Highlights for certolizumab
Certolizumab pegol is an injected drug used to treat rheumatoid arthritis, Crohn’s disease, ankylosing spondylitis, and psoriatic arthritis.
Common side effects include cold and flu viruses, rashes, and urinary tract infections.
The dose is injected by a healthcare provider every 2 weeks or once a month.
Certolizumab pegol can lower the ability of your immune system to fight infections. Some people have serious infections because of taking certolizumab pegol.
Don’t start taking certolizumab pegol if you have any kind of infection, unless your doctor says it’s okay.
What is certolizumab pegol?
Certolizumab pegol is an injectable drug. It’s given by a healthcare provider in a hospital or clinical setting. Your doctor may decide that you can inject yourself at home. If so, you should be properly trained how to inject yourself with the prefilled syringe by a doctor or nurse.
This drug may be used as part of a combination therapy. That means you need to take it with other drugs.
Why it's used
Certolizumab pegol is used to treat Crohn’s disease, rheumatoid arthritis, psoriatic arthritis, and ankylosing spondylitis.
How it works
Certolizumab pegol works to block a substance in your body that causes inflammation caused by your immune system.
certolizumab Side Effects
Most Common Side Effects
The most common side effects that occur with certolizumab pegol include:
upper respiratory infections, such as the flu and common cold
urinary tract infections
Serious Side Effects
If you experience any of these serious side effects, call your doctor right away. If your symptoms are potentially life threatening or if you think you’re experiencing a medical emergency, call 9-1-1.
infections. Symptoms may include:
- cough that doesn’t go away
- low grade fever
- unexplained weight loss
- loss of body fat and muscle
heart failure. Symptoms may include:
- chest pain
- shortness of breath
- swelling of your ankles or feet
- sudden weight gain
allergic reactions. Symptoms may include:
- skin rash
- swelling or itching of your face, tongue, lips, or throat
- trouble breathing
returning hepatitis B virus infection in people who carry the virus. Symptoms may include:
- not feeling well
- yellowing of your skin or whites of your eyes
- poor appetite or vomiting
- pain on the right side of your stomach
New or worsening nervous system problems, such as multiple sclerosis, Guillain-Barre syndrome, seizures, or inflammation of the nerves of the eyes. Symptoms may include:

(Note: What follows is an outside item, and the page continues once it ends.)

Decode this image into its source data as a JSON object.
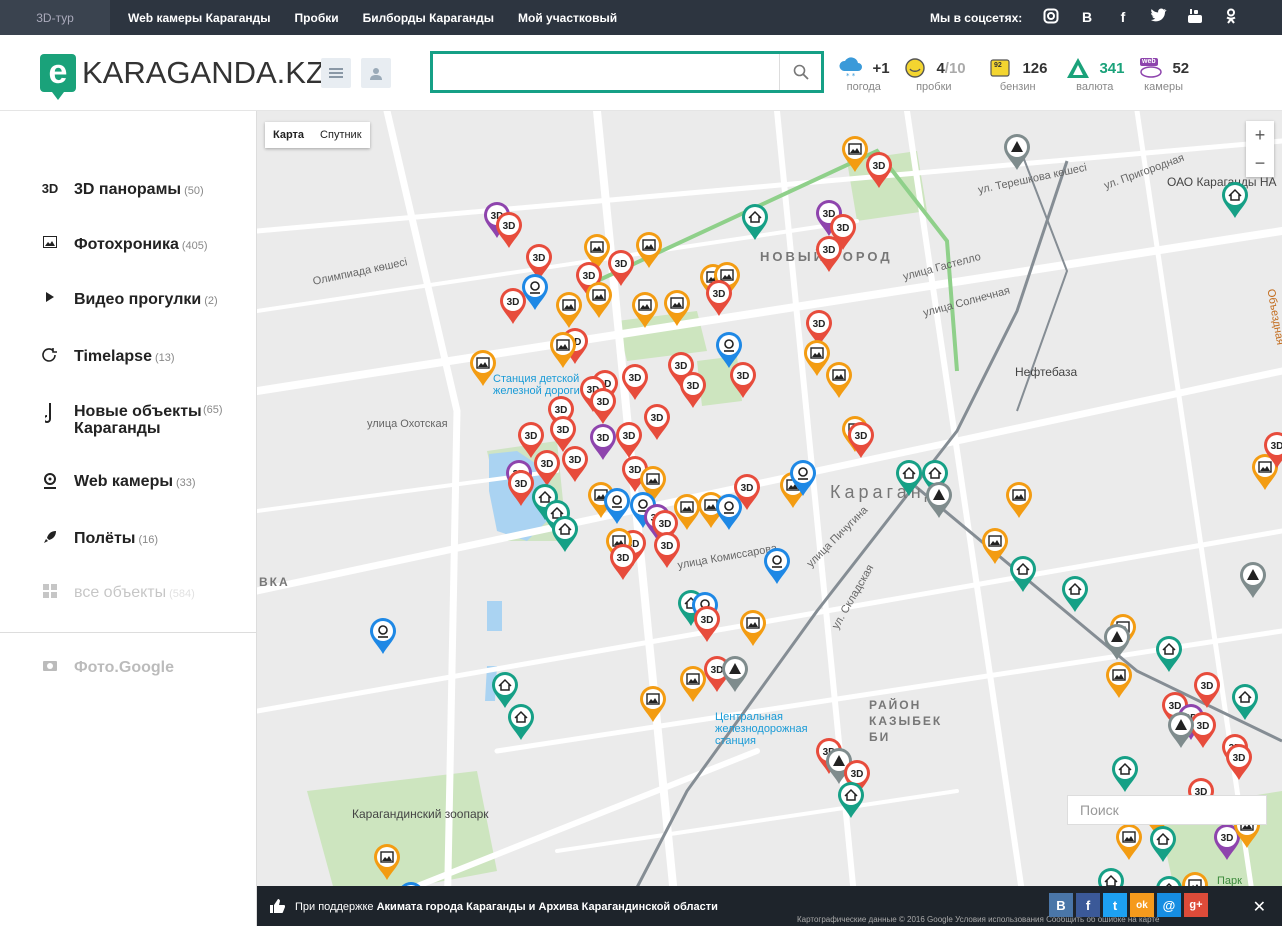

- numbness or tingling
- problems with your vision
- weakness in your arms or legs
blood problems. Symptoms may include:
- fever that doesn't go away
- bruising or bleeding very easily
- looking very pale
immune reactions, including a lupus-like syndrome. Symptoms may include:
- shortness of breath
- joint pain
- rash on your cheeks or arms that gets worse with sun exposure
Certolizumab pegol does not cause drowsiness.
Mild side effects may go away within a few days or a couple of weeks. Talk to your doctor or pharmacist if they’re more severe or don’t go away.
certolizumab May Interact with Other Medications
Certolizumab pegol can interact with other medications, herbs, or vitamins you might be taking. Your healthcare provider will look out for interactions with your current medications. Always be sure to tell your doctor about all medications, herbs or vitamins you’re taking.
How to Take certolizumab (Dosage)
Your doctor will determine a dose that’s right for you based on your individual needs. Your general health may affect your dose. Tell your doctor about all health conditions you have before your doctor or nurse administers the drug to you.
Certolizumab pegol comes with risks if you don’t receive it how you should.
If You Don’t Take It at All
If you don’t take certolizumab pegol, your condition won’t improve and it may get worse.
If You Stop Taking It
Your condition may get worse if you stop taking certolizumab pegol.
If You Receive Too Much
No serious side effects have been seen in people who have taken up to twice the recommended dose. But you should call your doctor if you think you’ve received too much.
What to Do If You Miss a Dose/Appointment
If you miss a dose or appointment, ask your doctor when to schedule your next one.
How to Tell the Drug Is Working
You may be able to tell this drug is working for Crohn’s disease if you have less diarrhea, bloody stools, and stomach pain.
You may be able to tell it’s working for rheumatoid arthritis, psoriatic arthritis, and ankylosing spondylitis if you have less joint pain and are able to move better.
This is a long-term medication.
- Cimzia - certolizumab pegol: Cimzia- certolizumab pegol injection, solution. (2013, October). Retrieved from http://dailymed.nlm.nih.gov/dailymed/drugInfo.cfm?setid=b4c2c9dc-a0bb-4d64-a667-a67ebe88392d
Content developed in collaboration with University of Illinois-Chicago, Drug Information Group
Medically reviewed by Creighton University, Center for Drug Information and Evidence-Based Practice on May 20, 2016